Abusing clergy must admit responsibility, bishops told
A top Vatican official has told Irish bishops in Rome for talks with the pope on the Irish Church's handling of child abuse that clergy who had sinned must admit blame for "abominable acts".
The message came in the sermon of a mass in St Peter's Basilica shortly before the bishops began two days of crisis talks with the pope to formulate a response to the revelations of abuse by clergy that have shaken devoutly Catholic Ireland.
The historic meeting between Pope Benedict, six senior Curial Cardinals, and 24 Irish bishops resumed this afternoon and will resume tomorrow.
Catholic primate Cardinal Seán Brady will host a press conference tomorrow afternoon at which he is expected to outline what has taken place in discussions at the Apostolic Palace over the two days.
This morning’s session began at 8am with Mass in St Peter’s Basilica which was celebrated by the Vatican secretary of State Cardinal Bertone.
It was concelebrated by the Irish bishops and those other senior Curial cardinals who have been taking part in today’s discussions.
They include Cardinal Re, Cardinal Levada, Cardinal Hummes, Cardinal Rode, Cardinal Grocholewski, Archbishop Coccopalmeiro.
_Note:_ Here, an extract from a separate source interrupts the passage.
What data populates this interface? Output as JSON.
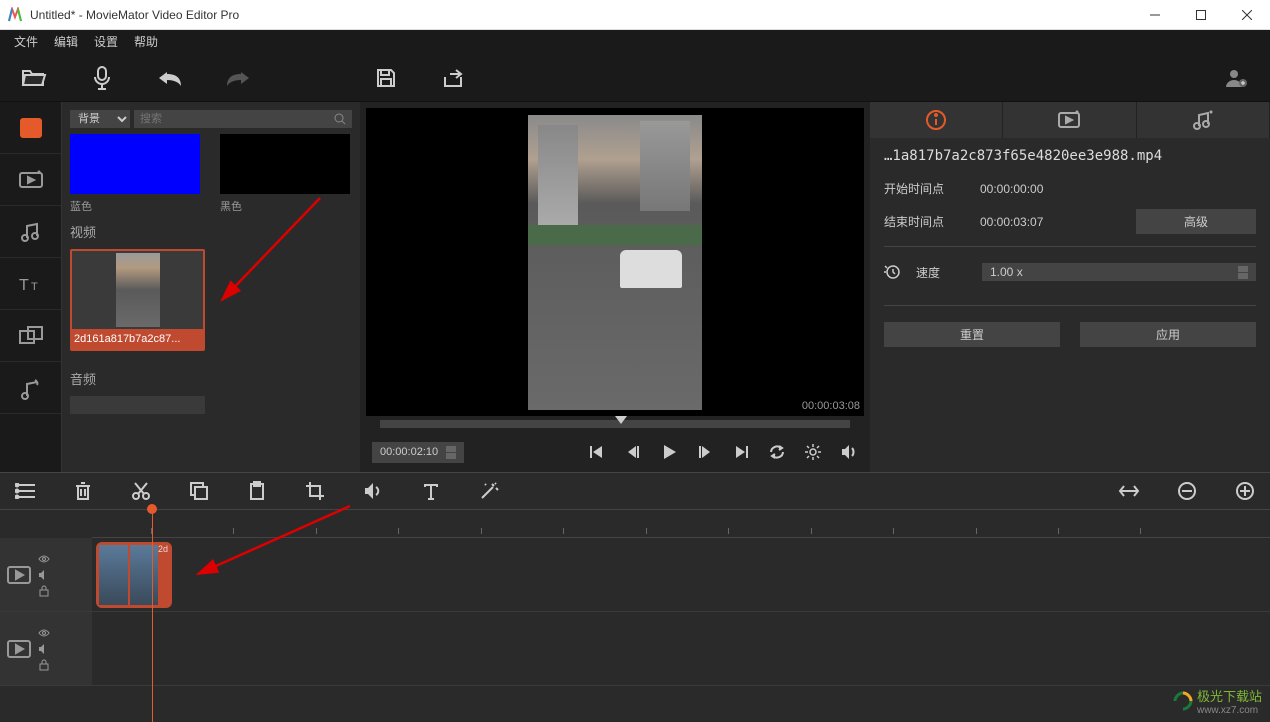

In his homily, Cardinal Bertone urged the Irish bishops to consider their trials with joy because, while on the one hand they humiliate, on the other hand they test faith, producing patience and perseverance.
He added that, for the Church, these tests “may come from outside or inside. Both are painful, but those that come from within are naturally hard and humiliating”.
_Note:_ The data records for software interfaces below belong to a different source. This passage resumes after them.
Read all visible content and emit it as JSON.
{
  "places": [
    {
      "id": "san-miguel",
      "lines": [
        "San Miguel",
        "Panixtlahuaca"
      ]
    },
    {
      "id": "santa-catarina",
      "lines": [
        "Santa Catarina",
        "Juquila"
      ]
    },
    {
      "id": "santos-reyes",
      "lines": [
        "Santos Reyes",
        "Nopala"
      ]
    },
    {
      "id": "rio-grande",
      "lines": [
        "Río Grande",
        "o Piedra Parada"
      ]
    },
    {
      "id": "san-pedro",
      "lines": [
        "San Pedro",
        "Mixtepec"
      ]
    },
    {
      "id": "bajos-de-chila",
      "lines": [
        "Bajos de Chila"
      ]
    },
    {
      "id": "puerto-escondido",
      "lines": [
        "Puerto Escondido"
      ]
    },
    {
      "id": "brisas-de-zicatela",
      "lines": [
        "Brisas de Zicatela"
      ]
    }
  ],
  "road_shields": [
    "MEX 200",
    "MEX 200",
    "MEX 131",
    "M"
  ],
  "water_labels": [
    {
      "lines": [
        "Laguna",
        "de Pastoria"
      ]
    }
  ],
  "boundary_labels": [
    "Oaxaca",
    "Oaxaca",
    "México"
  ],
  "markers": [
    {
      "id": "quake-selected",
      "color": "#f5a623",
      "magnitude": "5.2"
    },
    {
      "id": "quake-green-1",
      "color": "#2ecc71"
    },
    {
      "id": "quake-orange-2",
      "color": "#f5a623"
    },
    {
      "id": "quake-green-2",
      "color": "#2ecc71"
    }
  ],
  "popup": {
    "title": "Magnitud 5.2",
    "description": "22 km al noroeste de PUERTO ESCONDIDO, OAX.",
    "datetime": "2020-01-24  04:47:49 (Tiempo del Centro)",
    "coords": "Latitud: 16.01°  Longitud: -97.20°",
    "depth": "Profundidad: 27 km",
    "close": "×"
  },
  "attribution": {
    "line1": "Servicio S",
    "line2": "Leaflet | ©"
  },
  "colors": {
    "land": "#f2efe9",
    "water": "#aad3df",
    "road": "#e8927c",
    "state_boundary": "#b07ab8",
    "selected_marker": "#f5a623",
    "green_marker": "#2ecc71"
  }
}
He described the trials facing the Catholic community in Ireland as “a serious test” which “sees some churchmen involved in particularly abhorrent acts”.
He said “this kind of test strips us of any false security and pushes us to entrust ourselves to God alone”.
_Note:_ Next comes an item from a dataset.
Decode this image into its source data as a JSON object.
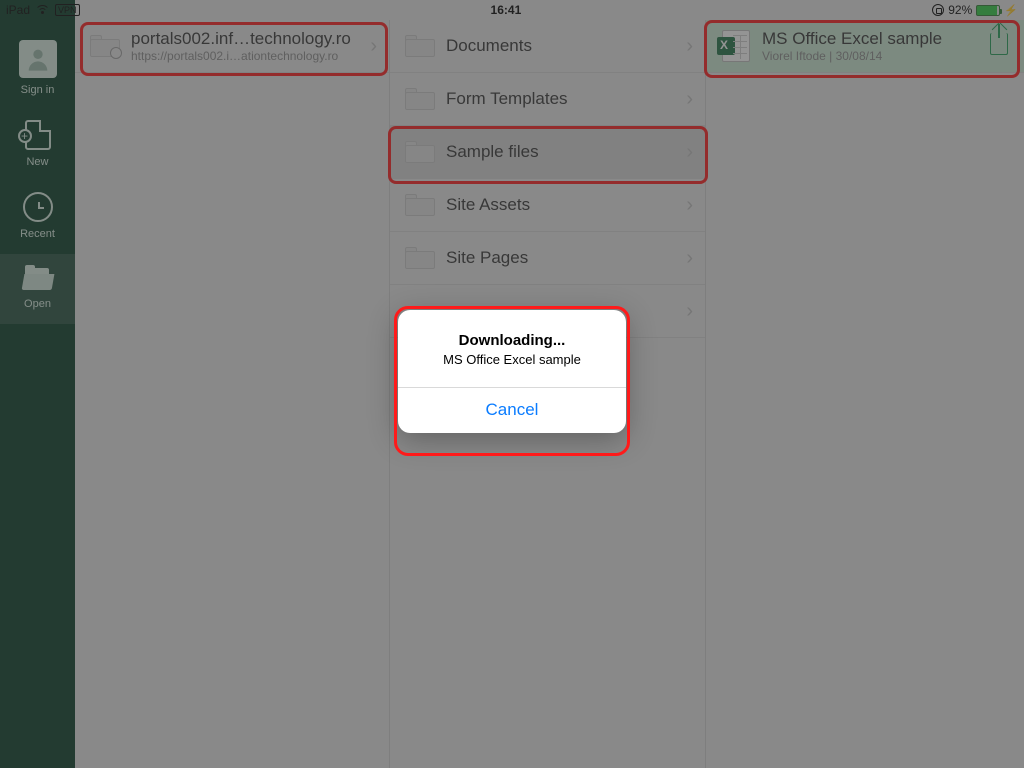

Because only if we are “true and sincerely humble” can “the grace of God act and we achieve a true rebirth”.
The Cardinal warned against the temptation to discouragement and despair touching the hearts of believers, shaking their faith and threatening their ability to trust God.
For this reason, he concluded, the bishop’s must accept Gods will with a “good and faithful heart in order to receive the full force of renewal”.
After Mass the Irish bishops went to the Vatican ’s Apostolic Palace where each met Pope Benedict in turn before discussions began, led off by the Ireland ’s Catholic Primate Cardinal Sean Brady.
The Irish bishops will stay tonight at the Santa Marta complex within the Vatican . It was built to accommodate cardinals during a papal conclave and to ensure they had no contact with the outside world.
Cardinal Sean Brady told Vatican Radio the two-day meeting was part of a "journey of repentance, reconciliation and renewal" for the Irish Church.
But Clogher Bishop Joseph Duffy said resignations were not on the agenda in Rome, despite victims' demands that clerics who played a role in concealing pedophile priests from censure step down.
Tomorrow morning the bishops will resume discussions with the Pope and his senior cardinals concluding around lunchtime as many bishops must return to Ireland tomorrow afternoon for Ash Wednesday ceremonies.
A press conference tomorrow afternoon will be attended by Cardinal Brady and other bishops yet to be named.
Yet Andrew Madden, who in 1995 became the first in Ireland to go public with an abuse lawsuit against the church, was pessimistic about prospects that "the pope and the bishops will do what's required or what's right."
"It's clear that most of Ireland's bishops should go, because they conspired in covering up heinous crimes," Mr Madden told The Associated Press news agency in Dublin. "Most of them will cling to their positions regardless of the anguish this causes the victims."
"For the bishops to say that resignations aren't on the agenda just compounds the anger and grief of abuse victims," Madden said.